Video: Scott Campbell's Non-Poor Yorick: The Dollar Cutting Technique
2023 Author: Richard Flannagan | [email protected]. Last modified: 2023-05-24 13:10
You may remember Scott Campbell's dollar prints. The love of this author for money (primarily as a material for work) only intensifies and grows stronger over the years. Proof of this is the new exhibition of the dollar carver "Noblesse Oblige" (literally - "Origin obliges"), which opened the other day in Los Angeles.
Scott Campbell is best known as a tattoo artist - hence the numerous skulls in his sculptures, made using laser carving techniques. The motive “memento mori” (“remember that you will die”) is not new in art. The wording, known since the days of Ancient Rome, was remembered by the artists of the Baroque era. This is how a special subspecies of still life appeared, in the center of which the skull was invariably placed. The genre received the remarkable name vanitas (translated from Latin - "vanity"): they say, everything is vanity in the face of death.

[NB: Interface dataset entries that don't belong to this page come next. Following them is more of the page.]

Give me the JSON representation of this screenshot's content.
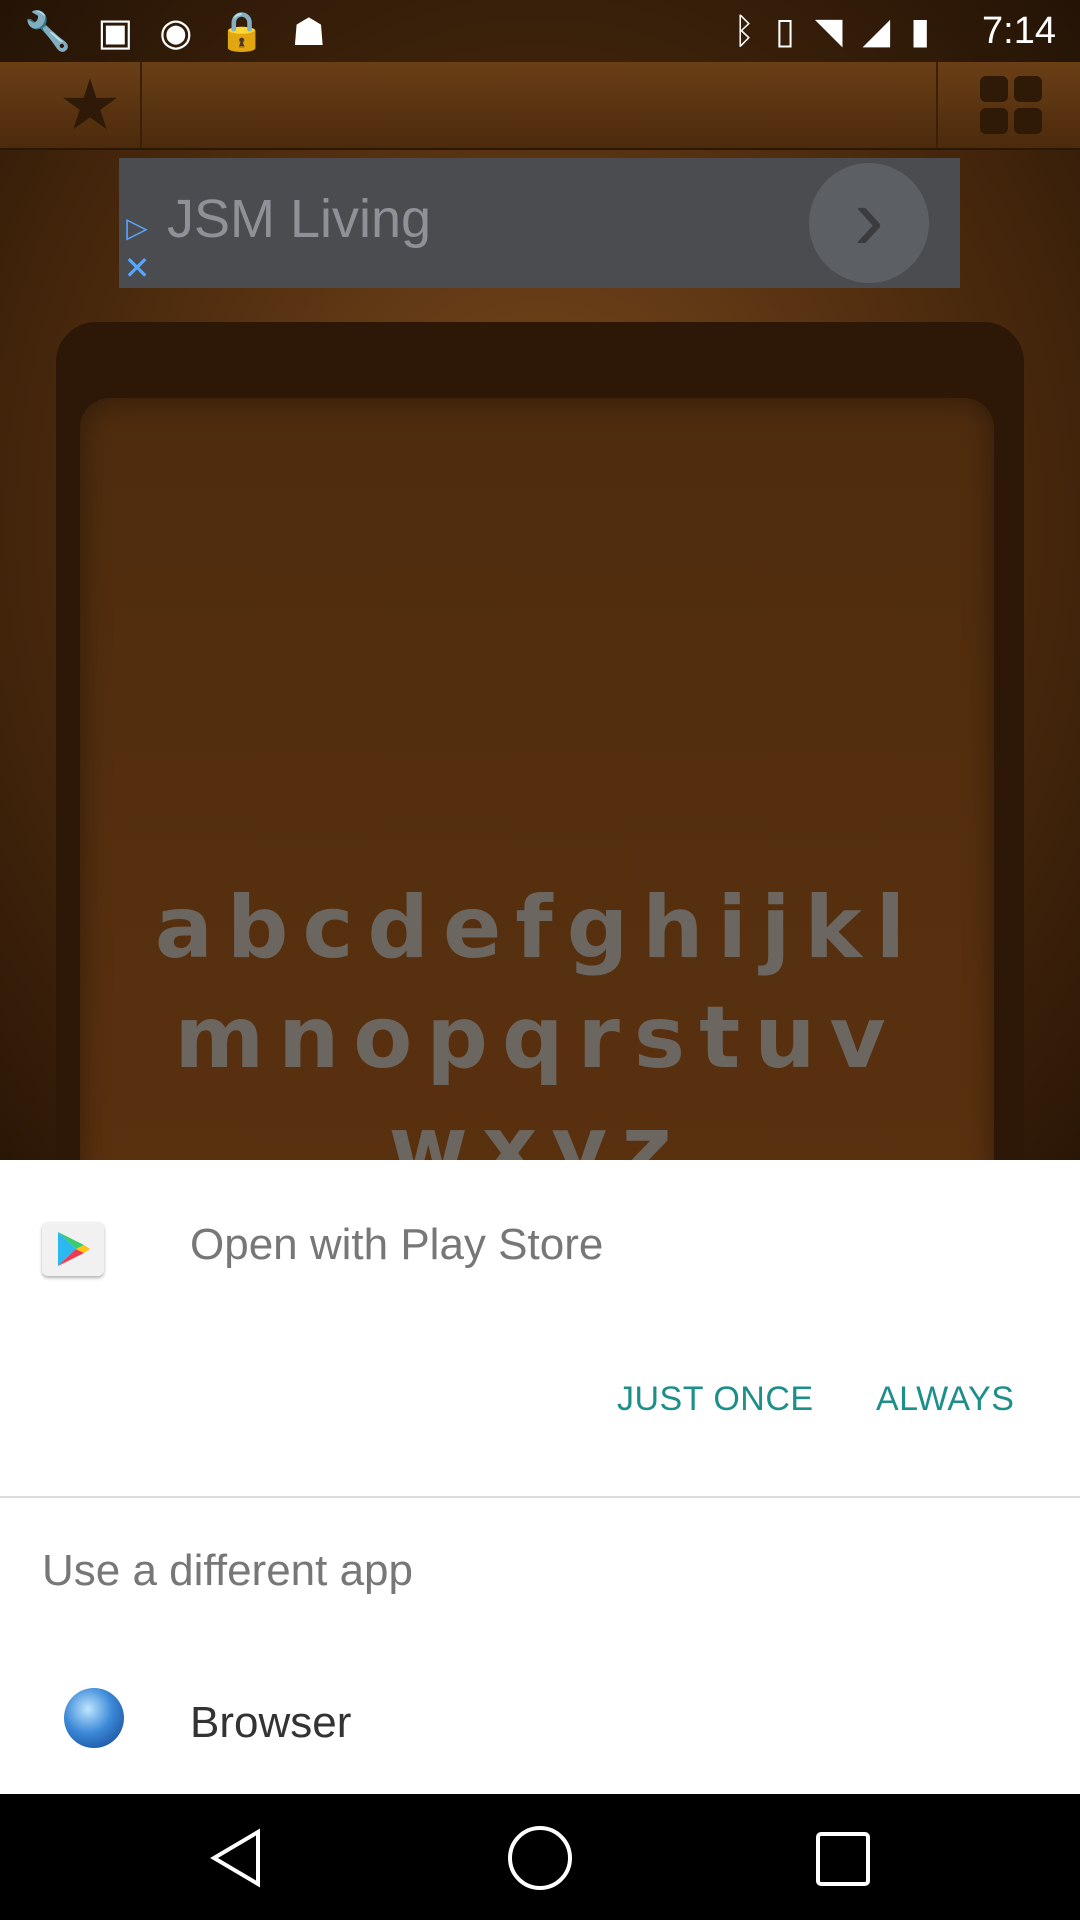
{
  "status_bar": {
    "time": "7:14",
    "left_icons": [
      "wrench-icon",
      "tab-icon",
      "timer-icon",
      "lock-icon",
      "android-icon"
    ],
    "right_icons": [
      "bluetooth-icon",
      "vibrate-icon",
      "wifi-icon",
      "signal-icon",
      "battery-icon"
    ]
  },
  "background_app": {
    "ad_text": "JSM Living",
    "alphabet_rows": [
      "abcdefghijkl",
      "mnopqrstuv",
      "wxyz"
    ]
  },
  "chooser": {
    "title": "Open with Play Store",
    "just_once_label": "JUST ONCE",
    "always_label": "ALWAYS",
    "different_app_label": "Use a different app",
    "apps": [
      {
        "label": "Browser",
        "icon": "globe-icon"
      }
    ]
  },
  "colors": {
    "accent": "#1d8f8a",
    "sheet_bg": "#ffffff",
    "muted_text": "#777777"
  }
}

Since then, the powerful gloomy symbol - the skull - has taken root in art. Wherever he appeared - and now he found himself on banknotes. And bumped into their green flesh, too. From this work in the laser cutting technique was saturated with additional irony: money, which is so important to each of us, and a skull from the vanitas genre, which unequivocally reminds that everything is vanity, even "American presidents." Also, mind you, dead.
Scott Campbell's sculptures are made from ordinary dollar bills and uncut sheets of banknotes. The latter are supplied to the master directly from the US Mint. The use of uncut sheets makes it possible to create large art works of a very intricate look.
How much money is spent on each volumetric art object? Scott Campbell rolls lumps of money at least 60 centimeters thick. The paper is thin enough to hold thousands of dollars in one stack. The standard price of a blank for a future masterpiece of 3D art (and one of the "D" is clearly "dollars") - 11 thousand "little green men".
The last thought that I would like to highlight in the work of the dollar carver is that it is not money that rules the world. Scott Campbell clearly proves that “greenery” is vanity and is just a material for art.